1d. Use Indexes to Find Periodical Articles
Next, you can use periodical indexes and abstracts to find citations to articles. The indexes and abstracts may be in print, in computer-based formats, or in both.
Choose the indexes and format best suited to your particular topic; ask at the reference desk if you need help figuring out which index and format will be best. You can find periodical articles by the article author, title, or keyword using the periodical indexes in the library's catalogue.
1e. Find Internet Resources
Using a search engine, such as Google, is often an efficient way to find web-based sources on your topic.
If you are searching for material that includes key phrases, a good strategy is to use quotation marks around these phrases in the search box. This ensures that you will only be shown results in which the words in those phrases appear together.
1f. Evaluate What You Find
You now need to evaluate the authority and quality of the books and articles you located.
If you have found too many or too few sources, you may need to narrow or broaden your topic.
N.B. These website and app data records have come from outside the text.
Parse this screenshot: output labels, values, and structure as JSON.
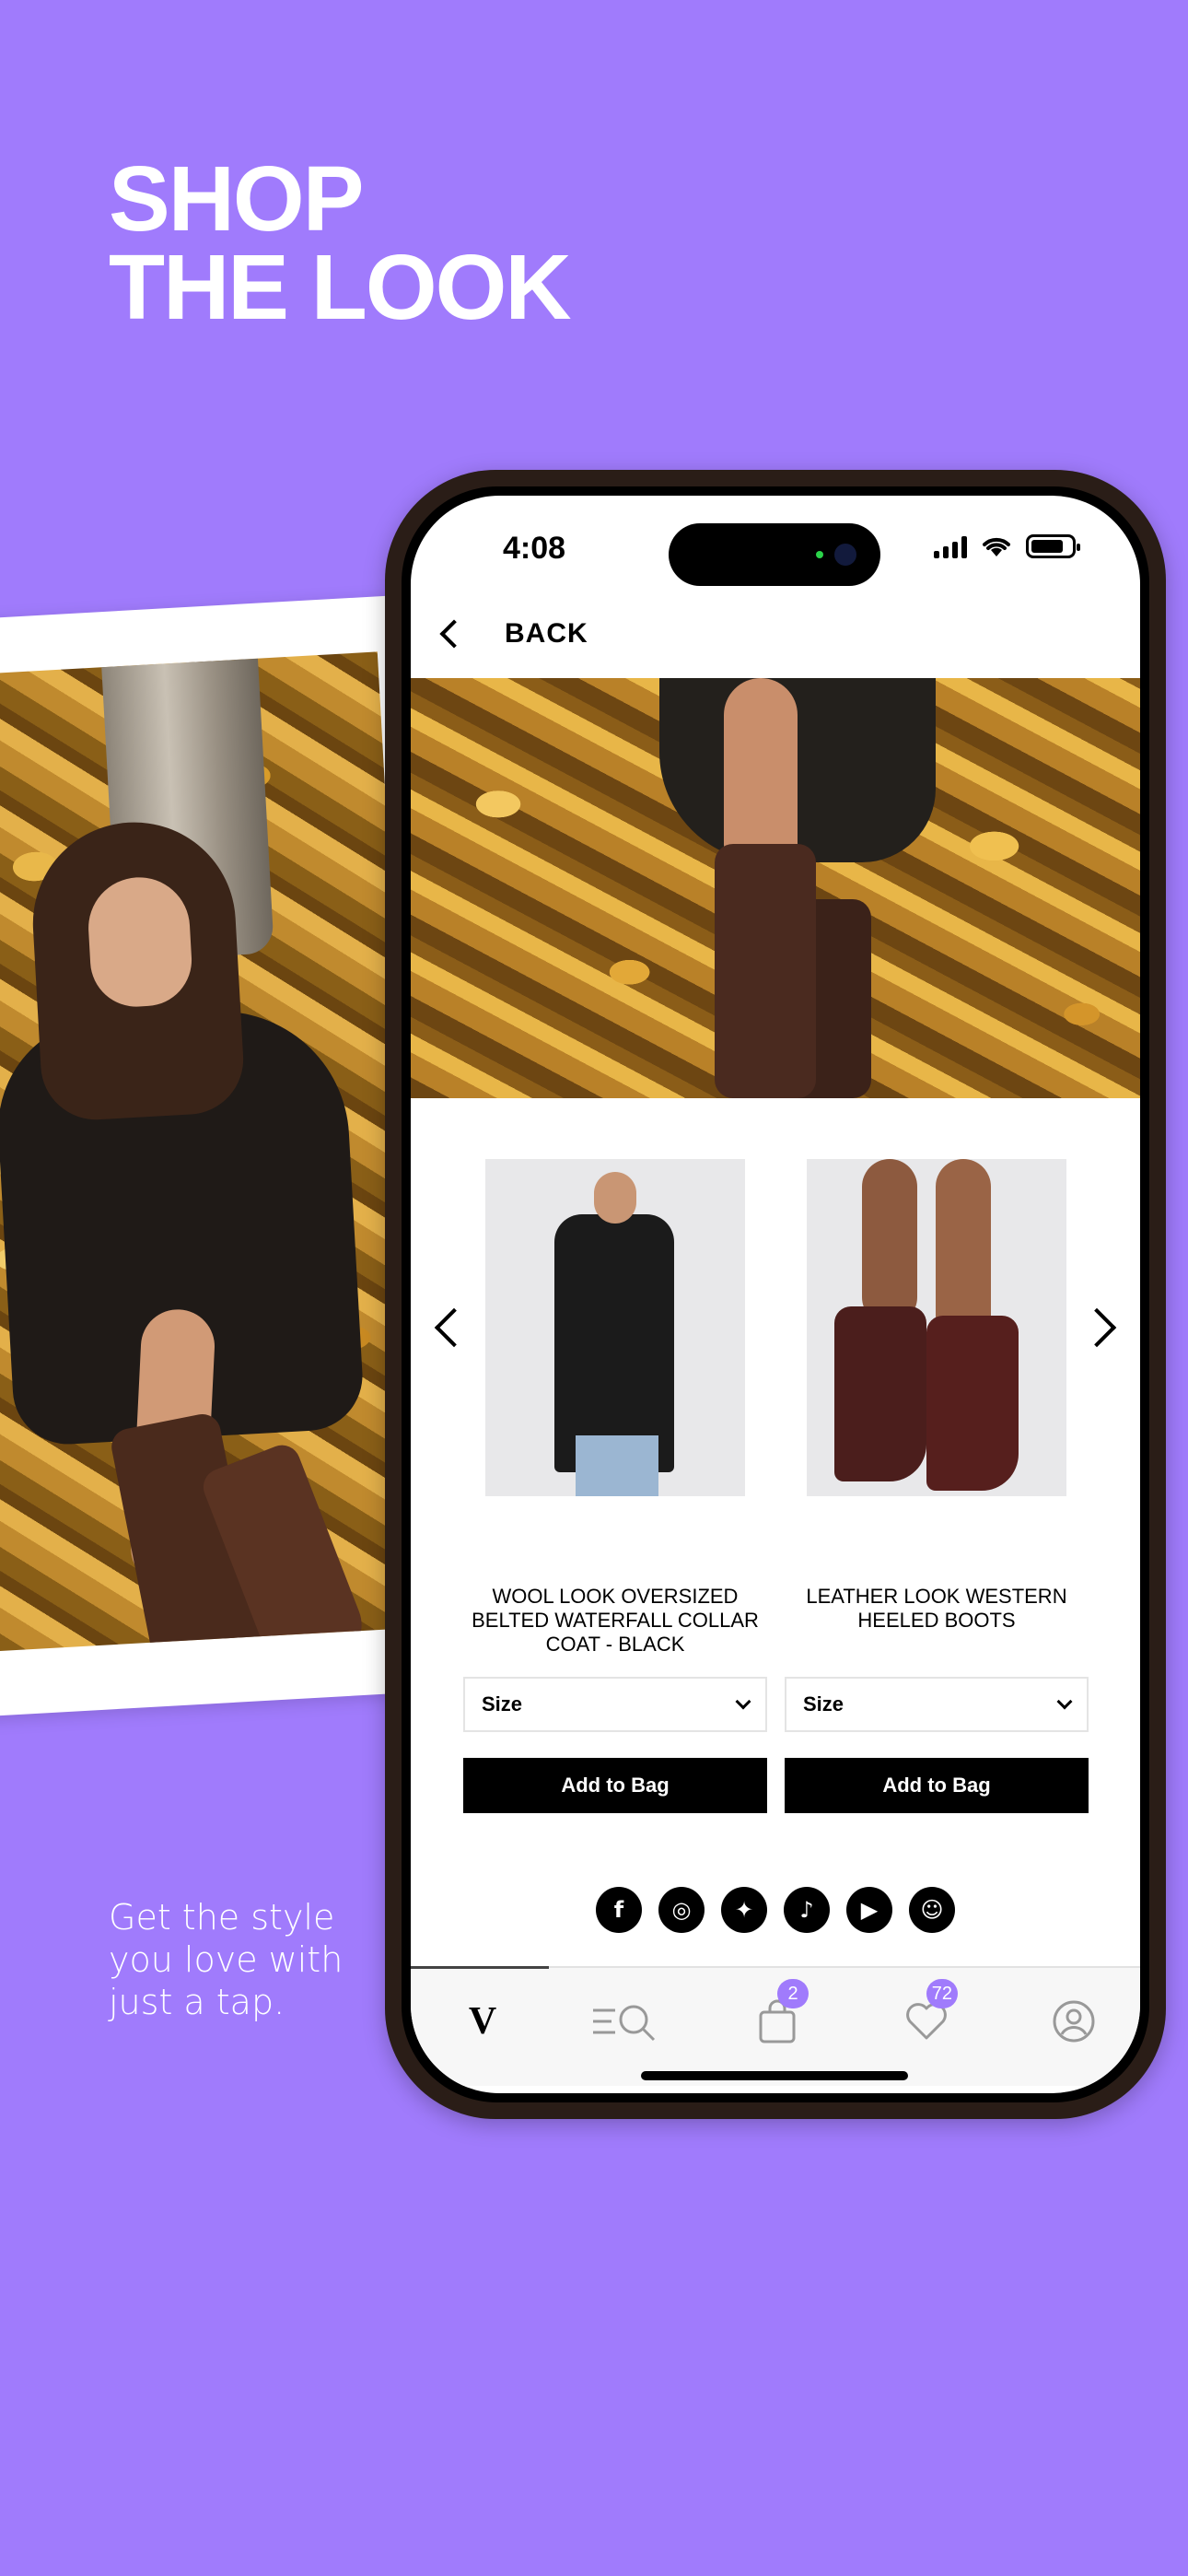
{
  "promo": {
    "headline_line1": "SHOP",
    "headline_line2": "THE LOOK",
    "tagline": "Get the style you love with just a tap.",
    "background_color": "#a07bfc"
  },
  "status_bar": {
    "time": "4:08"
  },
  "nav": {
    "back_label": "BACK"
  },
  "products": [
    {
      "name": "WOOL LOOK OVERSIZED BELTED WATERFALL COLLAR COAT - BLACK",
      "size_label": "Size",
      "add_label": "Add to Bag"
    },
    {
      "name": "LEATHER LOOK WESTERN HEELED BOOTS",
      "size_label": "Size",
      "add_label": "Add to Bag"
    }
  ],
  "socials": [
    {
      "icon": "facebook-icon",
      "glyph": "f"
    },
    {
      "icon": "instagram-icon",
      "glyph": "◎"
    },
    {
      "icon": "twitter-icon",
      "glyph": "✦"
    },
    {
      "icon": "tiktok-icon",
      "glyph": "♪"
    },
    {
      "icon": "youtube-icon",
      "glyph": "▶"
    },
    {
      "icon": "snapchat-icon",
      "glyph": "☺"
    }
  ],
  "tabbar": {
    "home_logo": "V",
    "bag_count": "2",
    "wishlist_count": "72",
    "accent_color": "#a07bfc"
  }
}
When you’re ready to write, keep an annotated list of books to help you organize, format, and draft your paper.
1g. Cite What You Find Using a Standard Format
In order to give credit where credit is due, you must cite your sources.
Citing or documenting the sources used in your research serves two purposes:
Representing the work of others as your own is plagiarism, which we will discuss later in this course.
Source: This content has been adapted from Lumen Learning's "The Seven Steps of the Research Process" tutorial.